Other Works by H.P. Lovecraft

H.P. Lovecraft’s bibliography is a treasure trove of cosmic horror. If you’re eager to explore more of his unsettling tales, consider these:

  • The Dunwich Horror: A story of a rural town plagued by unnatural occurrences and dark rituals.
  • The Colour Out of Space: A tale of extraterrestrial horror and the blight it brings to a remote farm.
  • The Shadow Out of Time: Combining elements of science fiction and horror, this novella explores time travel and alien civilizations.

Embedded in Popular Culture

“Call of Cthulhu” has left an indelible mark on popular culture. The influence of Lovecraft’s cosmic horror can be seen in a multitude of forms:

  • Video Games: Titles like “Bloodborne,” “Amnesia: The Dark Descent,” and “Call of Cthulhu: Dark Corners of the Earth” draw heavily from Lovecraftian themes.
  • Tabletop Role-Playing: The tabletop game “Call of Cthulhu,” developed by Chaosium, allows players to immerse themselves in Lovecraft’s world and confront eldritch horrors.
  • Movies and TV: Films such as “The Void” and the TV series “True Detective” incorporate Lovecraftian elements, showcasing the enduring appeal of cosmic horror in visual media.
  • Music: Bands like Metallica and Black Sabbath have drawn inspiration from Lovecraft’s work in their lyrics and album art.

Call of Cthulhu

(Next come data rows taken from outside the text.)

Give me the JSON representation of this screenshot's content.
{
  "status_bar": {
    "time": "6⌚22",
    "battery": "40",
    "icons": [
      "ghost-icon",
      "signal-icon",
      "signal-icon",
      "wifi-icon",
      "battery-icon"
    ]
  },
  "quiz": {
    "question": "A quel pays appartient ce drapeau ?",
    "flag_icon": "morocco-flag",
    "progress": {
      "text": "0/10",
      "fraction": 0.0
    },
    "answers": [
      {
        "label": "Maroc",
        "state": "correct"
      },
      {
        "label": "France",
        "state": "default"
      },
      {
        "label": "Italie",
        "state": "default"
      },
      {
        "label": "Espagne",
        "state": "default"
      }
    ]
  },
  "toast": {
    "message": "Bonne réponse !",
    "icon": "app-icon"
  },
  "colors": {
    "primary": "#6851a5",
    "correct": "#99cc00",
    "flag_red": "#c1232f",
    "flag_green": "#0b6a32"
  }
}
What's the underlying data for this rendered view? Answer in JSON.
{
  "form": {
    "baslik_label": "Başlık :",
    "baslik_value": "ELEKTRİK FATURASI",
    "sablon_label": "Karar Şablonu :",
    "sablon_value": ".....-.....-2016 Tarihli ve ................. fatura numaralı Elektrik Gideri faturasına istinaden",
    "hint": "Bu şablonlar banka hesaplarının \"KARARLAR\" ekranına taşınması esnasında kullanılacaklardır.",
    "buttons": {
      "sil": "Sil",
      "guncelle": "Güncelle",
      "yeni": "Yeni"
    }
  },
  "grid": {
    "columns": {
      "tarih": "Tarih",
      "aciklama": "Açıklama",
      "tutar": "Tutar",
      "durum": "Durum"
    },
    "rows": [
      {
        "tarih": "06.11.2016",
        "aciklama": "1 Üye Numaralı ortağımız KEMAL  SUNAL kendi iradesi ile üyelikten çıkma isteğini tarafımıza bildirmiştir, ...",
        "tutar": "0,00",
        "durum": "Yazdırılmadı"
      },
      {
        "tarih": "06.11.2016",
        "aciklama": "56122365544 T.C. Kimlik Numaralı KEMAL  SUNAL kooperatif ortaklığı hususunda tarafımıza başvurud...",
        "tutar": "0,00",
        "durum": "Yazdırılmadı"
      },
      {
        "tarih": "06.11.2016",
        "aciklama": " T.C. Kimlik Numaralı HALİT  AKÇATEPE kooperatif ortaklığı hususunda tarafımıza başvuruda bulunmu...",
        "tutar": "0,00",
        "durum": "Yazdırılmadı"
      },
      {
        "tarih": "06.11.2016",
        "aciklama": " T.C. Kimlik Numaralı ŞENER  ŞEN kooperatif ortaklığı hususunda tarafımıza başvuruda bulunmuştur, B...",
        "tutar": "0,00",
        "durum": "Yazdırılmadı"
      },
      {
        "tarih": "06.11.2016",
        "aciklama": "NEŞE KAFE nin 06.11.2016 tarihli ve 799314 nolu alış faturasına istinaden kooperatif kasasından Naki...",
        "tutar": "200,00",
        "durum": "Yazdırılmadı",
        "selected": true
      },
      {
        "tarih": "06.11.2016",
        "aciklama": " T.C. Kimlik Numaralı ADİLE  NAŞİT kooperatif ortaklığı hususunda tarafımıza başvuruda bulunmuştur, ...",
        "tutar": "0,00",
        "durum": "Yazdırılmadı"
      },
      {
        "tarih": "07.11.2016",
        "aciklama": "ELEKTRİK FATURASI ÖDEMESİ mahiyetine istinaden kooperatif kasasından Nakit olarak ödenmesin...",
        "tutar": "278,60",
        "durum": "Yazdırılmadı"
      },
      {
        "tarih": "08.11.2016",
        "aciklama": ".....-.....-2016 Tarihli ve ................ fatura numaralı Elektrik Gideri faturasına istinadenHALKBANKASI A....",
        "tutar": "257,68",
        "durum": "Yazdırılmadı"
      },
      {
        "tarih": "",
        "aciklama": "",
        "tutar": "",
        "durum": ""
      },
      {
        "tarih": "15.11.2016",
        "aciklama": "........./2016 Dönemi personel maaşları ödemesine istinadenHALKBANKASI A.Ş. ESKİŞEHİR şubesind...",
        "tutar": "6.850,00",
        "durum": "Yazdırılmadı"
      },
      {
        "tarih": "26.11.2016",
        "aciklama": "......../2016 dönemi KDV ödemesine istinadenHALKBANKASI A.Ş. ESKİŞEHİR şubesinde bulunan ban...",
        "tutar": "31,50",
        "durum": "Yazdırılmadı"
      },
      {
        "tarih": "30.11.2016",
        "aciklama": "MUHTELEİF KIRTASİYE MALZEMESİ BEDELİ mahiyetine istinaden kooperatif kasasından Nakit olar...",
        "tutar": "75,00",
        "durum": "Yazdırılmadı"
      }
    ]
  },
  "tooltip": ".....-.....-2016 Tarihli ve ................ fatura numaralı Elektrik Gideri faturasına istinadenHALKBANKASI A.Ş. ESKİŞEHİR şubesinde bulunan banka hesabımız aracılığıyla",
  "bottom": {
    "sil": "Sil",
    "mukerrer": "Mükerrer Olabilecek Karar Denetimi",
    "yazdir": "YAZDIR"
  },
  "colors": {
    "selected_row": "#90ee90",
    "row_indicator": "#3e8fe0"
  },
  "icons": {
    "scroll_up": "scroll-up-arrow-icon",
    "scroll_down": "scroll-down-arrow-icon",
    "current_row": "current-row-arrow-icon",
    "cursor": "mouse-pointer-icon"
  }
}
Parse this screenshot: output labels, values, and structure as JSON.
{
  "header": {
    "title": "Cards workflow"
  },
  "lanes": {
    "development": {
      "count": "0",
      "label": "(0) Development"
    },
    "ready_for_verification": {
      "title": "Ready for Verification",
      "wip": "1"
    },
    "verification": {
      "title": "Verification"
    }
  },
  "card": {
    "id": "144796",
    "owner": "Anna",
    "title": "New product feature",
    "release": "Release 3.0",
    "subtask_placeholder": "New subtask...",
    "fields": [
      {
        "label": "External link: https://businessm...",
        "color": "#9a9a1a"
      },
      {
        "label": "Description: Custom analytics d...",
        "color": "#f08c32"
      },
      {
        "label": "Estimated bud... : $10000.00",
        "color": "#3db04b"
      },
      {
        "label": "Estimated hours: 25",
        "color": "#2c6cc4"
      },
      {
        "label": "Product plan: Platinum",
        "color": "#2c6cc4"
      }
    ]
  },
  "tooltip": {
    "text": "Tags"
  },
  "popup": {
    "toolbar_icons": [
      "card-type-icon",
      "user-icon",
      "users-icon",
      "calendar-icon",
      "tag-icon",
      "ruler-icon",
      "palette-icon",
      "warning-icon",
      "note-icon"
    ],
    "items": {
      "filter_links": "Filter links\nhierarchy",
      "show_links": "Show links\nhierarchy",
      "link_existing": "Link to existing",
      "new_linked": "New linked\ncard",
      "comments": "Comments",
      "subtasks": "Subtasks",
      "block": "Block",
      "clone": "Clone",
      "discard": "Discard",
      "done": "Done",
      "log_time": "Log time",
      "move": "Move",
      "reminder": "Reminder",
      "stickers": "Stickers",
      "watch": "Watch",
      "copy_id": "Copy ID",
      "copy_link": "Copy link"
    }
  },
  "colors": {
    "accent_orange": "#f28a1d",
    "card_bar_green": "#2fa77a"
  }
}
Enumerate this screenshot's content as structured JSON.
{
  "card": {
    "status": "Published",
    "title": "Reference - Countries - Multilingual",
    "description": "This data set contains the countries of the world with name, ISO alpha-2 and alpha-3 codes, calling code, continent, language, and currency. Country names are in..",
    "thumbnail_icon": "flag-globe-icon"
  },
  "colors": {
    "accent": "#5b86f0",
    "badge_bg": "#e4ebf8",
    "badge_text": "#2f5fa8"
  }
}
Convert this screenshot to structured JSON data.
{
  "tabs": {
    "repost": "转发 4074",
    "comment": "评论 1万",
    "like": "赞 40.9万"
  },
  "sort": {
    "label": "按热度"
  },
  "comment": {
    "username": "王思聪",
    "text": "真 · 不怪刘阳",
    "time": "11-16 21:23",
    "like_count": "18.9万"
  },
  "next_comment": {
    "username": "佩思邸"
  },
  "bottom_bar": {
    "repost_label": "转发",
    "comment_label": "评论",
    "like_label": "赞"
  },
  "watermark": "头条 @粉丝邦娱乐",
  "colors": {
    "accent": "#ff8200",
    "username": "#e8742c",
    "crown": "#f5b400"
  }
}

“Call of Cthulhu” remains a timeless masterpiece that continues to captivate and terrify readers. Its exploration of cosmic horror, existential dread, and the insignificance of humanity in the face of the unknown has cemented its place in literary history. As you immerse yourself in the haunting world of “Call of Cthulhu,” remember that the true horror lies not in the tentacled monstrosity of Cthulhu itself, but in the depths of human imagination and the fear of what may lurk beyond the stars.